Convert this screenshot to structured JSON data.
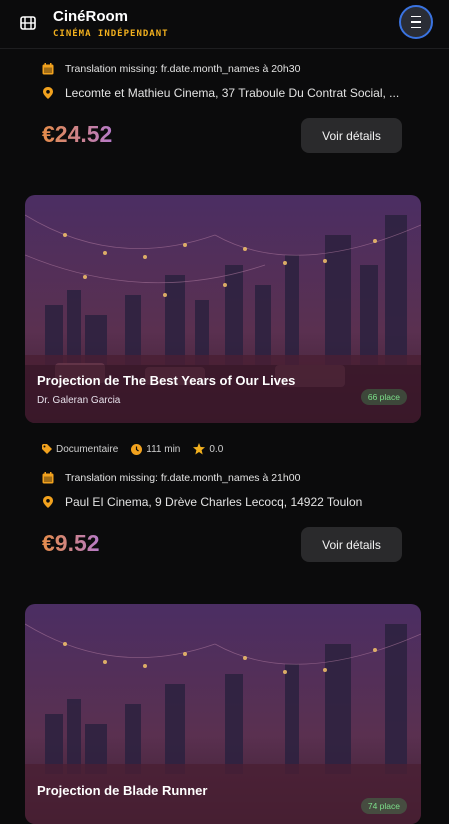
{
  "header": {
    "title": "CinéRoom",
    "subtitle": "CINÉMA INDÉPENDANT",
    "menu_icon": "hamburger-icon"
  },
  "colors": {
    "accent": "#f2b01e",
    "background": "#0b0b0c",
    "menu_ring": "#3a73e0",
    "seat_badge": "#7de08a"
  },
  "events": [
    {
      "date_text": "Translation missing: fr.date.month_names à 20h30",
      "location": "Lecomte et Mathieu Cinema, 37 Traboule Du Contrat Social, ...",
      "price": "€24.52",
      "details_label": "Voir détails"
    },
    {
      "title": "Projection de The Best Years of Our Lives",
      "director": "Dr. Galeran Garcia",
      "seats": "66 place",
      "genre": "Documentaire",
      "duration": "111 min",
      "rating": "0.0",
      "date_text": "Translation missing: fr.date.month_names à 21h00",
      "location": "Paul EI Cinema, 9 Drève Charles Lecocq, 14922 Toulon",
      "price": "€9.52",
      "details_label": "Voir détails"
    },
    {
      "title": "Projection de Blade Runner",
      "seats": "74 place"
    }
  ]
}
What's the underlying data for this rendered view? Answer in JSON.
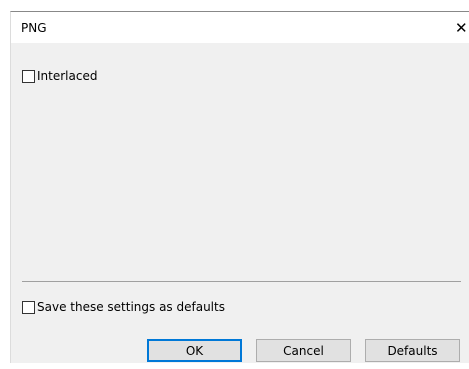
{
  "dialog": {
    "title": "PNG",
    "close_glyph": "✕"
  },
  "options": {
    "interlaced_label": "Interlaced",
    "interlaced_checked": false
  },
  "footer": {
    "save_defaults_label": "Save these settings as defaults",
    "save_defaults_checked": false
  },
  "buttons": {
    "ok_label": "OK",
    "cancel_label": "Cancel",
    "defaults_label": "Defaults"
  },
  "colors": {
    "dialog_background": "#f0f0f0",
    "titlebar_background": "#ffffff",
    "default_button_border": "#0078d7",
    "button_background": "#e1e1e1"
  }
}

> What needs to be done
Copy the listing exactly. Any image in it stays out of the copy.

> Output
Convert this screenshot to structured JSON data.
{
  "header": {
    "title": "CinéRoom",
    "subtitle": "CINÉMA INDÉPENDANT",
    "menu_icon": "hamburger-icon"
  },
  "colors": {
    "accent": "#f2b01e",
    "background": "#0b0b0c",
    "menu_ring": "#3a73e0",
    "seat_badge": "#7de08a"
  },
  "events": [
    {
      "date_text": "Translation missing: fr.date.month_names à 20h30",
      "location": "Lecomte et Mathieu Cinema, 37 Traboule Du Contrat Social, ...",
      "price": "€24.52",
      "details_label": "Voir détails"
    },
    {
      "title": "Projection de The Best Years of Our Lives",
      "director": "Dr. Galeran Garcia",
      "seats": "66 place",
      "genre": "Documentaire",
      "duration": "111 min",
      "rating": "0.0",
      "date_text": "Translation missing: fr.date.month_names à 21h00",
      "location": "Paul EI Cinema, 9 Drève Charles Lecocq, 14922 Toulon",
      "price": "€9.52",
      "details_label": "Voir détails"
    },
    {
      "title": "Projection de Blade Runner",
      "seats": "74 place"
    }
  ]
}
What's the underlying data for this rendered view? Answer in JSON.
{
  "dialog": {
    "title": "PNG",
    "close_glyph": "✕"
  },
  "options": {
    "interlaced_label": "Interlaced",
    "interlaced_checked": false
  },
  "footer": {
    "save_defaults_label": "Save these settings as defaults",
    "save_defaults_checked": false
  },
  "buttons": {
    "ok_label": "OK",
    "cancel_label": "Cancel",
    "defaults_label": "Defaults"
  },
  "colors": {
    "dialog_background": "#f0f0f0",
    "titlebar_background": "#ffffff",
    "default_button_border": "#0078d7",
    "button_background": "#e1e1e1"
  }
}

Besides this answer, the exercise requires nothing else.